In the past, man’s worst enemy was nature. He lived under the continual threat of famine and pestilence. A wet summer could bring death to whole nation and every winter was a menace. Mountains stood like a barrier between people and people, a sea was less a highway than an impassable division. Today nature, though still an enemy, is an enemy almost completely conquered. Modern agriculture assures us of ample food supply. Modern transportation
has made the resources of the entire planet accessible to all its inhabitants. Modern medicine and sanitation allow dense populations to cover the ground without risk of pretence. True, we are still at the mercy of the more violent natural convulsions. Against earthquake, flood and hurricane, man has, as yet, devised no adequate protection. At most times, nature is no longer formidable, she has been subdued.

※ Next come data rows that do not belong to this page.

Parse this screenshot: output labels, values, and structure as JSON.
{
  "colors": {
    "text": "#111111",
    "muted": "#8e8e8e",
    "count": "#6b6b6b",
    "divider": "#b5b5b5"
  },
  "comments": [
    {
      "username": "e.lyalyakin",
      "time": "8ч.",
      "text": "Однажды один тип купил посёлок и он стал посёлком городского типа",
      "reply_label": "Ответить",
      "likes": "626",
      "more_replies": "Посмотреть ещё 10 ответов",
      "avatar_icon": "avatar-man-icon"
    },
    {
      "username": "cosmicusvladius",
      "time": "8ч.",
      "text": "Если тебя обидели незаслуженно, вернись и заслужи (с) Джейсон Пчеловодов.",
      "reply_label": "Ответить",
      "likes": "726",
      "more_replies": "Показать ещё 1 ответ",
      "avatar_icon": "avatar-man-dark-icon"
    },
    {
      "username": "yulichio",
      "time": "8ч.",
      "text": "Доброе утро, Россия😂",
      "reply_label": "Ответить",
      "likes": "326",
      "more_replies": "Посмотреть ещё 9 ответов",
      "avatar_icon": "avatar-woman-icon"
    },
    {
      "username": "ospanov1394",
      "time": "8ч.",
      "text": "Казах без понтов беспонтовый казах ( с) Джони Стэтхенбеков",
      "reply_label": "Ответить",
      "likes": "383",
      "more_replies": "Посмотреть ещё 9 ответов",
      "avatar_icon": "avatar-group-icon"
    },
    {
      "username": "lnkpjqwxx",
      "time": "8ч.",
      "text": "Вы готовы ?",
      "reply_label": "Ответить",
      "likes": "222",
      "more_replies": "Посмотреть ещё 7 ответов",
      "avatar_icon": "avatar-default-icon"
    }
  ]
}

Which of the following statements best reflects the underlying conviction of the passage?